Assignment —
Please print the full listing exactly.

Available data —

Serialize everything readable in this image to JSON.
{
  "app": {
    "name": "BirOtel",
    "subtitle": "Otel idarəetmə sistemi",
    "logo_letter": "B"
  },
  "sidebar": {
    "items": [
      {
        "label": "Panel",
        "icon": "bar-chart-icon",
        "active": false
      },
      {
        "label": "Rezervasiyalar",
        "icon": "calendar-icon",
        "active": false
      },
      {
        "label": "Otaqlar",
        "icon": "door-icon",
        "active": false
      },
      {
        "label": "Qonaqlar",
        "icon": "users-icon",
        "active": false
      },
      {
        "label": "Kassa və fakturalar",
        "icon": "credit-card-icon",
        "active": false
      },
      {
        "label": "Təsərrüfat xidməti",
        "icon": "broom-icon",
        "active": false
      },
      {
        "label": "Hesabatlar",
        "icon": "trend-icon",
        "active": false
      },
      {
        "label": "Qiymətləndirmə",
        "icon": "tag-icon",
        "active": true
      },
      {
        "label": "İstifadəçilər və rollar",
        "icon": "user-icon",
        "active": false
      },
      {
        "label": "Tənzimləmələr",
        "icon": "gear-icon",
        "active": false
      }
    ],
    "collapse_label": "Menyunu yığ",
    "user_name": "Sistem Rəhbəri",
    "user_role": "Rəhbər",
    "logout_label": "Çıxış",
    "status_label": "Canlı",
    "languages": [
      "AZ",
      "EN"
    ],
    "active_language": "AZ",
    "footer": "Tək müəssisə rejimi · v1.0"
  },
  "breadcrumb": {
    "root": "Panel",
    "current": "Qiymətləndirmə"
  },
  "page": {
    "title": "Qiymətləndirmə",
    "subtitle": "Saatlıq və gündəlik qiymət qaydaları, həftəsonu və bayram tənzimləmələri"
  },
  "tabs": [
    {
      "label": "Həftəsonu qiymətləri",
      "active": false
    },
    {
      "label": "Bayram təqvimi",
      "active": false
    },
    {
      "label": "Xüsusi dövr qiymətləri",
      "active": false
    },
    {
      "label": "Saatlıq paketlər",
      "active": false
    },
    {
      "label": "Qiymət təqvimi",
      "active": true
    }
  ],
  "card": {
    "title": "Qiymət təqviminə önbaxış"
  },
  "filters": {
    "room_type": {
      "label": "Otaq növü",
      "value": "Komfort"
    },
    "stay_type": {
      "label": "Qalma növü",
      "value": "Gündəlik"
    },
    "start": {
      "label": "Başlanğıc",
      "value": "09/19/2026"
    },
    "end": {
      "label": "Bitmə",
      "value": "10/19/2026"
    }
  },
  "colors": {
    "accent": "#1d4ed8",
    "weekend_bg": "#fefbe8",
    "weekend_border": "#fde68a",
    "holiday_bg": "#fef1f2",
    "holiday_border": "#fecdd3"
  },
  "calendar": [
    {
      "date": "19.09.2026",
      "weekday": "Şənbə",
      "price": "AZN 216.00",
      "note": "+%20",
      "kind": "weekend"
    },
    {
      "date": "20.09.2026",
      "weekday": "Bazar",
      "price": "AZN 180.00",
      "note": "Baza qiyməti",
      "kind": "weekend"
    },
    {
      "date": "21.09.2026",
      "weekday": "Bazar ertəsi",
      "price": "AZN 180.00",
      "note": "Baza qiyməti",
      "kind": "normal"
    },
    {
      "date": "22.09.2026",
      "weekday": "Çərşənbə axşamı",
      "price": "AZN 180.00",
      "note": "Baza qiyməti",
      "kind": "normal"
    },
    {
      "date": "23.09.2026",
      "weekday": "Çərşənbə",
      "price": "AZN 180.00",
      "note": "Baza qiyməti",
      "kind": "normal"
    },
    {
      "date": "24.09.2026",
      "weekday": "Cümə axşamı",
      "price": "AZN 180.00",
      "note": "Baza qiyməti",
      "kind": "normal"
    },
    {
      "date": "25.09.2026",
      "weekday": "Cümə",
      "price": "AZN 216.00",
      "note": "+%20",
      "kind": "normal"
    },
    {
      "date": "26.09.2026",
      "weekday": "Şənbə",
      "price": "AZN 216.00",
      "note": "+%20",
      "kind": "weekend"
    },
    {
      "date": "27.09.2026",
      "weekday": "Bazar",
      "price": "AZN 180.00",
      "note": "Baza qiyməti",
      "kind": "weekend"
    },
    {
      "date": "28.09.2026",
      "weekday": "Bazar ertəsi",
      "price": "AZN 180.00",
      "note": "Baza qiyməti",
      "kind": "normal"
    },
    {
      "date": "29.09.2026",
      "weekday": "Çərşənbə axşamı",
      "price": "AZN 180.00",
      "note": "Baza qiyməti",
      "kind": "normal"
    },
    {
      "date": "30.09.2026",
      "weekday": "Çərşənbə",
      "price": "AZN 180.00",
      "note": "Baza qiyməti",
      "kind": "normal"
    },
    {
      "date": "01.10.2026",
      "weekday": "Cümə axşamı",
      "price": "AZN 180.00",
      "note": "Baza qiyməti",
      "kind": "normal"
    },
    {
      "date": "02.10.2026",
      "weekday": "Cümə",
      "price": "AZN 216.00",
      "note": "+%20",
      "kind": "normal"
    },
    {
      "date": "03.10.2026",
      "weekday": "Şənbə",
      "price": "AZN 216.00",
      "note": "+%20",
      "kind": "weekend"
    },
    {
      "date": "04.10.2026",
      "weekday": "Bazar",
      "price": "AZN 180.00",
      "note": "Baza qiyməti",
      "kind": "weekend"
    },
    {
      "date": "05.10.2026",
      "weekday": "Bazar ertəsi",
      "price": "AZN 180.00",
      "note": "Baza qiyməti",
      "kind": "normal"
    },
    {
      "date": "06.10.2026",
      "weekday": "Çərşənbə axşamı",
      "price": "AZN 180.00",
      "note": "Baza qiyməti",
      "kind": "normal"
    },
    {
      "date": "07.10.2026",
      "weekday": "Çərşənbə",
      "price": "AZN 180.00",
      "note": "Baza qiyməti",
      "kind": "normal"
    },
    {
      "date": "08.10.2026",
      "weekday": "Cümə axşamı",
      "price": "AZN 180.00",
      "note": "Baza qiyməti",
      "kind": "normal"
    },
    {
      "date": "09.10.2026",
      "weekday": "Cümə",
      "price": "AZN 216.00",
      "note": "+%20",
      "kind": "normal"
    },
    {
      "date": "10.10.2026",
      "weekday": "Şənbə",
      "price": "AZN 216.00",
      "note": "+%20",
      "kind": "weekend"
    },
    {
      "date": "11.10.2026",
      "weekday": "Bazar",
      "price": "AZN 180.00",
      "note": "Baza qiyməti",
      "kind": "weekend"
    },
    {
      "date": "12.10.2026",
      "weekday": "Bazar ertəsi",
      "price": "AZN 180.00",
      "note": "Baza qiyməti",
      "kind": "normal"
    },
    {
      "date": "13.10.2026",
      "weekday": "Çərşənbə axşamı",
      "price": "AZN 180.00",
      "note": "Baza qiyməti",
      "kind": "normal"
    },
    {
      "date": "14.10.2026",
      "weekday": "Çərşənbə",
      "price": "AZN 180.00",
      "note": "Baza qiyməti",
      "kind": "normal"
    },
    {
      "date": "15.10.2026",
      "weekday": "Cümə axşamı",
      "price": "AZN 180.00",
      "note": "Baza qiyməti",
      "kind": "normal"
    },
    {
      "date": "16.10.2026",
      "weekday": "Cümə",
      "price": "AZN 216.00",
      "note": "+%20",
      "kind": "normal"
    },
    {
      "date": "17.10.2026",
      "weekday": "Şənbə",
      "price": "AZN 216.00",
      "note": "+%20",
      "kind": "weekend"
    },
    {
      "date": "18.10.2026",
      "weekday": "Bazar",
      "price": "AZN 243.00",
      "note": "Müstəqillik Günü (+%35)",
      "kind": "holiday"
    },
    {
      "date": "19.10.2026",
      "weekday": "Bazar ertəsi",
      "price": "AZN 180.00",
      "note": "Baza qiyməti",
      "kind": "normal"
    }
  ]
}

Task output —
Serialize everything readable in this image to JSON.
{
  "app": {
    "name": "BirOtel",
    "subtitle": "Otel idarəetmə sistemi",
    "logo_letter": "B"
  },
  "sidebar": {
    "items": [
      {
        "label": "Panel",
        "icon": "bar-chart-icon",
        "active": false
      },
      {
        "label": "Rezervasiyalar",
        "icon": "calendar-icon",
        "active": false
      },
      {
        "label": "Otaqlar",
        "icon": "door-icon",
        "active": false
      },
      {
        "label": "Qonaqlar",
        "icon": "users-icon",
        "active": false
      },
      {
        "label": "Kassa və fakturalar",
        "icon": "credit-card-icon",
        "active": false
      },
      {
        "label": "Təsərrüfat xidməti",
        "icon": "broom-icon",
        "active": false
      },
      {
        "label": "Hesabatlar",
        "icon": "trend-icon",
        "active": false
      },
      {
        "label": "Qiymətləndirmə",
        "icon": "tag-icon",
        "active": true
      },
      {
        "label": "İstifadəçilər və rollar",
        "icon": "user-icon",
        "active": false
      },
      {
        "label": "Tənzimləmələr",
        "icon": "gear-icon",
        "active": false
      }
    ],
    "collapse_label": "Menyunu yığ",
    "user_name": "Sistem Rəhbəri",
    "user_role": "Rəhbər",
    "logout_label": "Çıxış",
    "status_label": "Canlı",
    "languages": [
      "AZ",
      "EN"
    ],
    "active_language": "AZ",
    "footer": "Tək müəssisə rejimi · v1.0"
  },
  "breadcrumb": {
    "root": "Panel",
    "current": "Qiymətləndirmə"
  },
  "page": {
    "title": "Qiymətləndirmə",
    "subtitle": "Saatlıq və gündəlik qiymət qaydaları, həftəsonu və bayram tənzimləmələri"
  },
  "tabs": [
    {
      "label": "Həftəsonu qiymətləri",
      "active": false
    },
    {
      "label": "Bayram təqvimi",
      "active": false
    },
    {
      "label": "Xüsusi dövr qiymətləri",
      "active": false
    },
    {
      "label": "Saatlıq paketlər",
      "active": false
    },
    {
      "label": "Qiymət təqvimi",
      "active": true
    }
  ],
  "card": {
    "title": "Qiymət təqviminə önbaxış"
  },
  "filters": {
    "room_type": {
      "label": "Otaq növü",
      "value": "Komfort"
    },
    "stay_type": {
      "label": "Qalma növü",
      "value": "Gündəlik"
    },
    "start": {
      "label": "Başlanğıc",
      "value": "09/19/2026"
    },
    "end": {
      "label": "Bitmə",
      "value": "10/19/2026"
    }
  },
  "colors": {
    "accent": "#1d4ed8",
    "weekend_bg": "#fefbe8",
    "weekend_border": "#fde68a",
    "holiday_bg": "#fef1f2",
    "holiday_border": "#fecdd3"
  },
  "calendar": [
    {
      "date": "19.09.2026",
      "weekday": "Şənbə",
      "price": "AZN 216.00",
      "note": "+%20",
      "kind": "weekend"
    },
    {
      "date": "20.09.2026",
      "weekday": "Bazar",
      "price": "AZN 180.00",
      "note": "Baza qiyməti",
      "kind": "weekend"
    },
    {
      "date": "21.09.2026",
      "weekday": "Bazar ertəsi",
      "price": "AZN 180.00",
      "note": "Baza qiyməti",
      "kind": "normal"
    },
    {
      "date": "22.09.2026",
      "weekday": "Çərşənbə axşamı",
      "price": "AZN 180.00",
      "note": "Baza qiyməti",
      "kind": "normal"
    },
    {
      "date": "23.09.2026",
      "weekday": "Çərşənbə",
      "price": "AZN 180.00",
      "note": "Baza qiyməti",
      "kind": "normal"
    },
    {
      "date": "24.09.2026",
      "weekday": "Cümə axşamı",
      "price": "AZN 180.00",
      "note": "Baza qiyməti",
      "kind": "normal"
    },
    {
      "date": "25.09.2026",
      "weekday": "Cümə",
      "price": "AZN 216.00",
      "note": "+%20",
      "kind": "normal"
    },
    {
      "date": "26.09.2026",
      "weekday": "Şənbə",
      "price": "AZN 216.00",
      "note": "+%20",
      "kind": "weekend"
    },
    {
      "date": "27.09.2026",
      "weekday": "Bazar",
      "price": "AZN 180.00",
      "note": "Baza qiyməti",
      "kind": "weekend"
    },
    {
      "date": "28.09.2026",
      "weekday": "Bazar ertəsi",
      "price": "AZN 180.00",
      "note": "Baza qiyməti",
      "kind": "normal"
    },
    {
      "date": "29.09.2026",
      "weekday": "Çərşənbə axşamı",
      "price": "AZN 180.00",
      "note": "Baza qiyməti",
      "kind": "normal"
    },
    {
      "date": "30.09.2026",
      "weekday": "Çərşənbə",
      "price": "AZN 180.00",
      "note": "Baza qiyməti",
      "kind": "normal"
    },
    {
      "date": "01.10.2026",
      "weekday": "Cümə axşamı",
      "price": "AZN 180.00",
      "note": "Baza qiyməti",
      "kind": "normal"
    },
    {
      "date": "02.10.2026",
      "weekday": "Cümə",
      "price": "AZN 216.00",
      "note": "+%20",
      "kind": "normal"
    },
    {
      "date": "03.10.2026",
      "weekday": "Şənbə",
      "price": "AZN 216.00",
      "note": "+%20",
      "kind": "weekend"
    },
    {
      "date": "04.10.2026",
      "weekday": "Bazar",
      "price": "AZN 180.00",
      "note": "Baza qiyməti",
      "kind": "weekend"
    },
    {
      "date": "05.10.2026",
      "weekday": "Bazar ertəsi",
      "price": "AZN 180.00",
      "note": "Baza qiyməti",
      "kind": "normal"
    },
    {
      "date": "06.10.2026",
      "weekday": "Çərşənbə axşamı",
      "price": "AZN 180.00",
      "note": "Baza qiyməti",
      "kind": "normal"
    },
    {
      "date": "07.10.2026",
      "weekday": "Çərşənbə",
      "price": "AZN 180.00",
      "note": "Baza qiyməti",
      "kind": "normal"
    },
    {
      "date": "08.10.2026",
      "weekday": "Cümə axşamı",
      "price": "AZN 180.00",
      "note": "Baza qiyməti",
      "kind": "normal"
    },
    {
      "date": "09.10.2026",
      "weekday": "Cümə",
      "price": "AZN 216.00",
      "note": "+%20",
      "kind": "normal"
    },
    {
      "date": "10.10.2026",
      "weekday": "Şənbə",
      "price": "AZN 216.00",
      "note": "+%20",
      "kind": "weekend"
    },
    {
      "date": "11.10.2026",
      "weekday": "Bazar",
      "price": "AZN 180.00",
      "note": "Baza qiyməti",
      "kind": "weekend"
    },
    {
      "date": "12.10.2026",
      "weekday": "Bazar ertəsi",
      "price": "AZN 180.00",
      "note": "Baza qiyməti",
      "kind": "normal"
    },
    {
      "date": "13.10.2026",
      "weekday": "Çərşənbə axşamı",
      "price": "AZN 180.00",
      "note": "Baza qiyməti",
      "kind": "normal"
    },
    {
      "date": "14.10.2026",
      "weekday": "Çərşənbə",
      "price": "AZN 180.00",
      "note": "Baza qiyməti",
      "kind": "normal"
    },
    {
      "date": "15.10.2026",
      "weekday": "Cümə axşamı",
      "price": "AZN 180.00",
      "note": "Baza qiyməti",
      "kind": "normal"
    },
    {
      "date": "16.10.2026",
      "weekday": "Cümə",
      "price": "AZN 216.00",
      "note": "+%20",
      "kind": "normal"
    },
    {
      "date": "17.10.2026",
      "weekday": "Şənbə",
      "price": "AZN 216.00",
      "note": "+%20",
      "kind": "weekend"
    },
    {
      "date": "18.10.2026",
      "weekday": "Bazar",
      "price": "AZN 243.00",
      "note": "Müstəqillik Günü (+%35)",
      "kind": "holiday"
    },
    {
      "date": "19.10.2026",
      "weekday": "Bazar ertəsi",
      "price": "AZN 180.00",
      "note": "Baza qiyməti",
      "kind": "normal"
    }
  ]
}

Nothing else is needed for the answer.